Officially this condition is known as relapsing remitting multiple sclerosis (MS) and it is the focus of a large Canadian conglomerate known as the CIHR Team in Epidemiology and Impact of Comorbidity on Multiple Sclerosis, or ECoMS. As the name implies, the group aims to determine how co-existing chronic diseases – comorbidities – affect those suffering with MS. Last week, representatives of the team, headed by Dr. Ruth Ann Marrie at the University of Manitoba and Director of Manitoba’s MS Clinic at Health Sciences Centre Winnipeg, revealed their findings in the journal, Neurology.
There has been a need for this information, as Marrie explains. “We’ve learned how chronic conditions may influence some aspects of MS such as pain and fatigue,” Marrie says. “But we did not know how comorbid conditions might affect relapses which are particularly important early in the disease. We undertook this effort to identify one or more possible links.”

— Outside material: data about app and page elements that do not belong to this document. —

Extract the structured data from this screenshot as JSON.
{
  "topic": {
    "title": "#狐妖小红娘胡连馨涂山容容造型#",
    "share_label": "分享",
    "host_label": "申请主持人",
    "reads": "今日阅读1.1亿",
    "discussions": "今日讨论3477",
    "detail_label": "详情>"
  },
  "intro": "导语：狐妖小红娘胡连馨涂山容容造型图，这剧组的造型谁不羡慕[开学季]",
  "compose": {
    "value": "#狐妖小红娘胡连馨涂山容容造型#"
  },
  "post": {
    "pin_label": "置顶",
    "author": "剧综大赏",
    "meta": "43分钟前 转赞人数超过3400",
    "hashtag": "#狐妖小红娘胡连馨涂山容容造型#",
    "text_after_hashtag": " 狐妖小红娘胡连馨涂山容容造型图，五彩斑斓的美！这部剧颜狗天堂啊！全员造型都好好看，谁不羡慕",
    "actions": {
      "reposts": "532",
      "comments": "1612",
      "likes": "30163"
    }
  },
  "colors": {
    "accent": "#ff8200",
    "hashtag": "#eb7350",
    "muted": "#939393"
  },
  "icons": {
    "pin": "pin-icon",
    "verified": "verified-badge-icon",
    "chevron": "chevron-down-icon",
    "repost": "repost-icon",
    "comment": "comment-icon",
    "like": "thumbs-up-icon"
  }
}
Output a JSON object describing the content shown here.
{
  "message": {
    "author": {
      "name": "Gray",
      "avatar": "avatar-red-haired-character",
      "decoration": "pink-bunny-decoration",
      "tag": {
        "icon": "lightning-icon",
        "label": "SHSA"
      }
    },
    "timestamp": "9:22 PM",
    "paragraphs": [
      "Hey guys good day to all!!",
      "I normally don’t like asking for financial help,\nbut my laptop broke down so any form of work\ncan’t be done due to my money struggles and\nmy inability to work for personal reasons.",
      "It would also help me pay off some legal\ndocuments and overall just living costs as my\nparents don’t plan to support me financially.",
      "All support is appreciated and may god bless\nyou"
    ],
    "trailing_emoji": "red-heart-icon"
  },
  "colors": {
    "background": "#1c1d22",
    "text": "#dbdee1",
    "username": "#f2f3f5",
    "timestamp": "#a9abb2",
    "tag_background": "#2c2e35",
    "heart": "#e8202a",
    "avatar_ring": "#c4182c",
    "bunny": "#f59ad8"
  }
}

The team recruited 885 people who visited MS clinics in four provinces annually for two years. The team reviewed medical records to determine who had experienced a relapse since their last visit. At each visit, the participants completed questionnaires asking whether they suffered from one or more of a long list of chronic ailments such as high cholesterol, diabetes, gastrointestinal ailments, high blood pressure, migraine, and rheumatoid arthritis. “We wanted to make sure we considered all of the conditions that were common in MS or were reported to affect other aspects of MS,” Marrie says.
When the results came back, as Marrie explains, they were mixed. A person suffering from at least three different conditions had an increased risk of relapse. “We found no link between diabetes, heart disease, or depression. But there were some surprises in store. “We saw associations between relapse and both migraines and high levels of cholesterol. This has not been observed in previous studies.”
The outcome of this study can offer some perspective on the impact of chronic disease in MS. For doctors who treat patients suffering from relapsing remitting MS, these results suggest areas to address to prevent future relapse. “Both migraines and high cholesterol levels can be treated,” Marrie says. We can study whether treating people with MS and migraines or high cholesterol should be treated differently.”
Marrie also believes this discovery offers hope and highlights the importance of wellness approaches in MS. “A healthy diet, quitting smoking and regular physical activity reduce the risk of developing some chronic conditions, and may reduce the chances for relapse in addition to MS-specific treatments.”
If you wish to learn more about Multiple Sclerosis, you can find more information at the MS Society of Canada at https://mssociety.ca/ .
The article, “Comorbidity increases the risk of relapse in multiple sclerosis” can be found here: http://www.neurology.org/content/early/2017/11/08/WNL.0000000000004716.abstract